Rules would have increased information about dangerous chemicals
Recent moves by the EPA could keep important scientific information about chemicals hidden from the public. (Matej Kastelic / Shutterstock)
To say we at Earthjustice are disappointed regarding the recent news that the Environmental Protection Agency has withdrawn two chemical rules would be an understatement.
EPA’s decision to pull these rules is truly a shame because the proposed regulations would have increased transparency of health and safety information related to potentially dangerous chemicals. We already have detailed the many reasons why our existing chemicals law, the Toxic Substances Control Act, is woefully deficient and outdated – and now this. The two rules are years-old initiatives to compile a federal "chemicals of concern" list and to reform confidentiality rules for health and safety studies related to new chemicals.
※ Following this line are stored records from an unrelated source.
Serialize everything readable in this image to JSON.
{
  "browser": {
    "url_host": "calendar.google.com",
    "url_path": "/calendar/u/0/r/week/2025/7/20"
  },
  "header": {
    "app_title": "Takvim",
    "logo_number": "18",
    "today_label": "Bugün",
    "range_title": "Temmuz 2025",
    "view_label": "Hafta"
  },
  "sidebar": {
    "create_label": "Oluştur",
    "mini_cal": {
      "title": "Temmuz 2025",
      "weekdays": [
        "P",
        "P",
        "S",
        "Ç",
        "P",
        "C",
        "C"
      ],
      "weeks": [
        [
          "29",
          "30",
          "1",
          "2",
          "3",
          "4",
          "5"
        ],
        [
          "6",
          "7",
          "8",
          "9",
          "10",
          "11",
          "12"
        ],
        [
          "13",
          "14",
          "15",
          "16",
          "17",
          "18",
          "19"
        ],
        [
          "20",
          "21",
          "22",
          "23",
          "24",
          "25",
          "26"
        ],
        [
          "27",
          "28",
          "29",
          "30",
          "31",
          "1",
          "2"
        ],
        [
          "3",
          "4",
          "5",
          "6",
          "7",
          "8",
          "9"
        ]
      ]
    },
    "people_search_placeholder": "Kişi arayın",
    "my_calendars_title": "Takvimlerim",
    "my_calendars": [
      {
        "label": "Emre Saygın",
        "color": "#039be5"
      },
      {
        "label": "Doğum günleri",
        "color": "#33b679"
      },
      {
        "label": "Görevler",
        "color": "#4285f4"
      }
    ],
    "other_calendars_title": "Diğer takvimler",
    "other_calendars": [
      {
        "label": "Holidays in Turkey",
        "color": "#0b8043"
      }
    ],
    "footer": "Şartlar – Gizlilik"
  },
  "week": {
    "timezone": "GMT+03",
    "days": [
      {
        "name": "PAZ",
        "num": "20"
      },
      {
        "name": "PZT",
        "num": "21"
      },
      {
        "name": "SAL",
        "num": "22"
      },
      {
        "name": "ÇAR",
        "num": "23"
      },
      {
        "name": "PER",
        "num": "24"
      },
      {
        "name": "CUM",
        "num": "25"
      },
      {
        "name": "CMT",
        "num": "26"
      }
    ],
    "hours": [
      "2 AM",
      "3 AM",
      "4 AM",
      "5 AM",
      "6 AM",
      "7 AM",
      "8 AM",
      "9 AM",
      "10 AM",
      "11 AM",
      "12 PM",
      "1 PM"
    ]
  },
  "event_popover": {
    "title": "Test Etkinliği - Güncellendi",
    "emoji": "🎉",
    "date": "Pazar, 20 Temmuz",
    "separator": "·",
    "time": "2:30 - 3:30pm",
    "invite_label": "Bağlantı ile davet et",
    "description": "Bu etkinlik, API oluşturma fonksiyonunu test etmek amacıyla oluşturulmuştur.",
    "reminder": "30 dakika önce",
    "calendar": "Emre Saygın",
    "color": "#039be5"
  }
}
If the EPA’s latest action doesn’t concern you, here’s some more info to put this into perspective: One of the regulations would have added Bisphenol A—a chemical included in many water bottles, other plastic products and thermal receipt paper that has been linked to a number of potential health concerns—to the list of chemicals of concern. The withdrawal of the other rule allows manufacturers of new chemicals to keep hiding the names of chemicals tested in health and safety studies, even if those studies find that chemicals might have caused environmental or health impacts. This means that we, the public, won’t be able to find out which of these chemicals might be harmful!
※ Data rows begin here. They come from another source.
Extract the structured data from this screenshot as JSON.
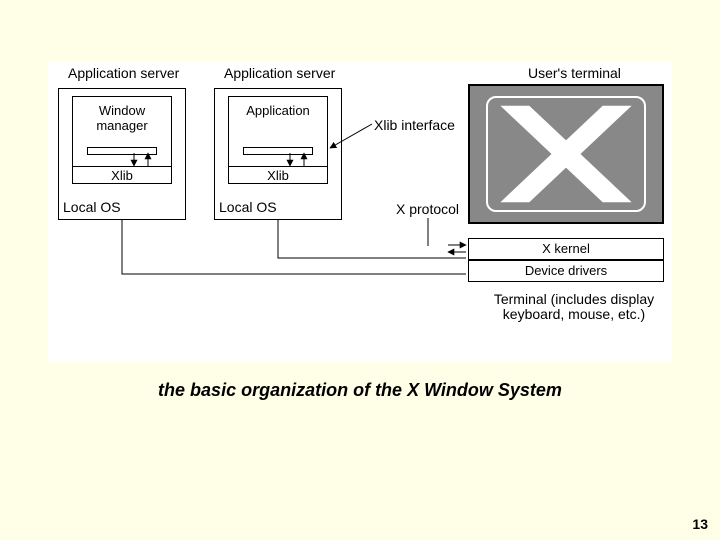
{
  "labels": {
    "appserver1": "Application server",
    "appserver2": "Application server",
    "userterminal": "User's terminal",
    "windowmanager": "Window\nmanager",
    "application": "Application",
    "xlib1": "Xlib",
    "xlib2": "Xlib",
    "localos1": "Local OS",
    "localos2": "Local OS",
    "xlibinterface": "Xlib interface",
    "xprotocol": "X protocol",
    "xkernel": "X kernel",
    "devicedrivers": "Device drivers",
    "terminalnote": "Terminal (includes display\nkeyboard, mouse, etc.)"
  },
  "caption": "the basic organization of the X Window System",
  "page": "13"
}
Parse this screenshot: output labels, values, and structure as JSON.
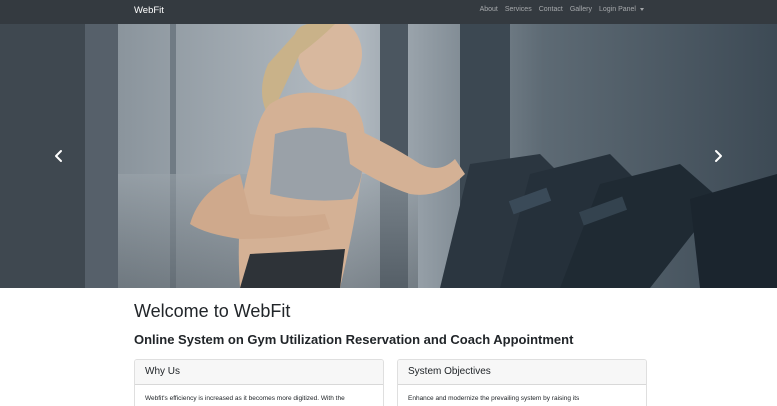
{
  "navbar": {
    "brand": "WebFit",
    "links": [
      {
        "label": "About"
      },
      {
        "label": "Services"
      },
      {
        "label": "Contact"
      },
      {
        "label": "Gallery"
      },
      {
        "label": "Login Panel"
      }
    ]
  },
  "carousel": {
    "prev_icon": "chevron-left-icon",
    "next_icon": "chevron-right-icon"
  },
  "main": {
    "title": "Welcome to WebFit",
    "subtitle": "Online System on Gym Utilization Reservation and Coach Appointment",
    "cards": [
      {
        "header": "Why Us",
        "body": "Webfit's efficiency is increased as it becomes more digitized. With the"
      },
      {
        "header": "System Objectives",
        "body": "Enhance and modernize the prevailing system by raising its"
      }
    ]
  },
  "colors": {
    "navbar_bg": "#343a40",
    "nav_text": "rgba(255,255,255,0.55)",
    "card_header_bg": "#f7f7f7"
  }
}
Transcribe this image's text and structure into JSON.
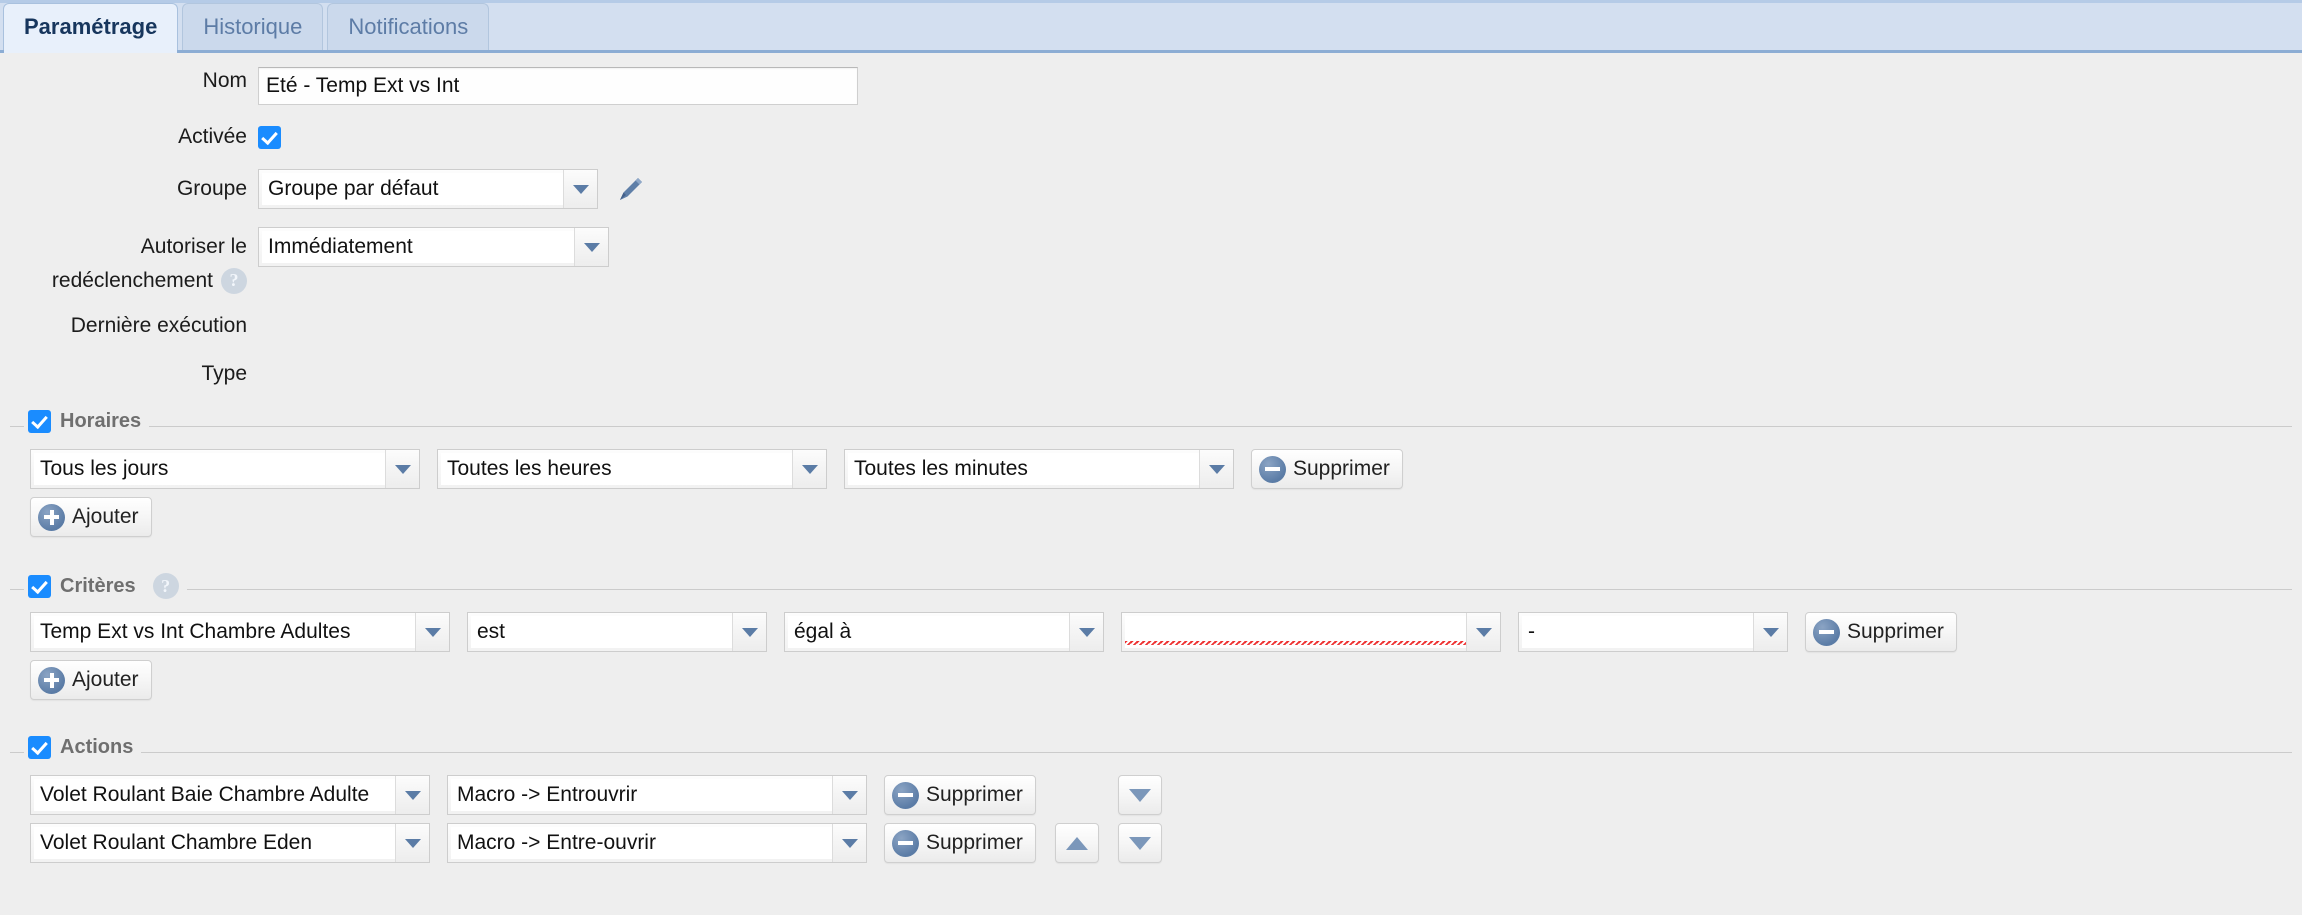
{
  "tabs": [
    {
      "label": "Paramétrage",
      "active": true
    },
    {
      "label": "Historique",
      "active": false
    },
    {
      "label": "Notifications",
      "active": false
    }
  ],
  "form": {
    "nom": {
      "label": "Nom",
      "value": "Eté - Temp Ext vs Int"
    },
    "activee": {
      "label": "Activée",
      "checked": true
    },
    "groupe": {
      "label": "Groupe",
      "value": "Groupe par défaut",
      "edit_icon": "pencil-icon"
    },
    "redeclenchement": {
      "label_line1": "Autoriser le",
      "label_line2": "redéclenchement",
      "value": "Immédiatement",
      "help_icon": "help-icon",
      "help_glyph": "?"
    },
    "derniere_execution": {
      "label": "Dernière exécution",
      "value": ""
    },
    "type": {
      "label": "Type",
      "value": ""
    }
  },
  "horaires": {
    "legend": "Horaires",
    "checked": true,
    "rows": [
      {
        "jour": "Tous les jours",
        "heure": "Toutes les heures",
        "minute": "Toutes les minutes",
        "delete_label": "Supprimer"
      }
    ],
    "add_label": "Ajouter"
  },
  "criteres": {
    "legend": "Critères",
    "checked": true,
    "help_glyph": "?",
    "rows": [
      {
        "source": "Temp Ext vs Int Chambre Adultes",
        "verb": "est",
        "operator": "égal à",
        "value": "",
        "unit": "-",
        "delete_label": "Supprimer"
      }
    ],
    "add_label": "Ajouter"
  },
  "actions": {
    "legend": "Actions",
    "checked": true,
    "rows": [
      {
        "target": "Volet Roulant Baie Chambre Adulte",
        "command": "Macro -> Entrouvrir",
        "delete_label": "Supprimer",
        "has_up": false,
        "has_down": true
      },
      {
        "target": "Volet Roulant Chambre Eden",
        "command": "Macro -> Entre-ouvrir",
        "delete_label": "Supprimer",
        "has_up": true,
        "has_down": true
      }
    ]
  },
  "colors": {
    "tabbar_bg": "#d3dff0",
    "tab_active_bg": "#e8f0fb",
    "tab_active_text": "#17365d",
    "tab_inactive_text": "#5d7ca6",
    "panel_bg": "#eeeeee",
    "checkbox_blue": "#1a8cff",
    "button_circle": "#5b7ca6",
    "spellcheck_red": "#ee3333"
  }
}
The EPA’s reasoning? The agency told the Huffington Post the rules are: "no longer necessary." The agency explains that it pulled these two rules because the EPA has undertaken separate work to evaluate chemical safety. But that explanation doesn’t hold much weight.
The EPA and the Office of Management and Budget were under pressure from the American Chemistry Council not to allow these proposed rules to see the light of day. The EPA’s failure to use even the limited authority it has under TSCA reinforces the fact that we need TSCA reform. TSCA needs to be revamped to ensure that in the future the EPA will fulfill its mandate to protect the American public from toxic chemicals and that the chemicals industry won’t continue to be such a black hole of information. Now, more than ever, a congressional effort to transform and replace this law must move forward.
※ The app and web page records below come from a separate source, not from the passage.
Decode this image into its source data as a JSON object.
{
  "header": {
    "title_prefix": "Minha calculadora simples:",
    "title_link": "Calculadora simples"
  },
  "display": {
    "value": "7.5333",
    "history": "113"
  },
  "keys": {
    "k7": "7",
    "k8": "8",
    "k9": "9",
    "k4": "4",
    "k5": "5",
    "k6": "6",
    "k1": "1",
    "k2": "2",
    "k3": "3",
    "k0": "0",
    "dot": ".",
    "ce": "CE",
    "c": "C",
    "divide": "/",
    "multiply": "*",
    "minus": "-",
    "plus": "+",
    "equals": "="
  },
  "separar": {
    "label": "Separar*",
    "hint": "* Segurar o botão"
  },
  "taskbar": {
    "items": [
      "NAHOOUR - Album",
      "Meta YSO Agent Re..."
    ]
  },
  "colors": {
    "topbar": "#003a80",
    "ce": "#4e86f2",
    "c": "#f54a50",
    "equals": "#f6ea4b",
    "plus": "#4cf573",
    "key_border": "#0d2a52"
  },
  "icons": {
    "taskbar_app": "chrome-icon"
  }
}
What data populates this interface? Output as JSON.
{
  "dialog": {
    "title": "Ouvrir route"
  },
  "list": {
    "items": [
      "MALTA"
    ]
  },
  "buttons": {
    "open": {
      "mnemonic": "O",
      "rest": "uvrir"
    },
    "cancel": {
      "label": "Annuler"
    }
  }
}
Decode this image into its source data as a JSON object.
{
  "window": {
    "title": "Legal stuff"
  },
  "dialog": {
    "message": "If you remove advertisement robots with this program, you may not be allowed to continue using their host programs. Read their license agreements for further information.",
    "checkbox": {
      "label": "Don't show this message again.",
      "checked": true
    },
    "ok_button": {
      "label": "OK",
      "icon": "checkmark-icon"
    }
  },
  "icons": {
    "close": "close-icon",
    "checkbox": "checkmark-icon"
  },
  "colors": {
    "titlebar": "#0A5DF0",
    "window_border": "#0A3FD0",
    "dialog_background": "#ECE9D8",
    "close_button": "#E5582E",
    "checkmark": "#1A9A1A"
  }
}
If not, Americans will become more and more vulnerable to chemical exposure.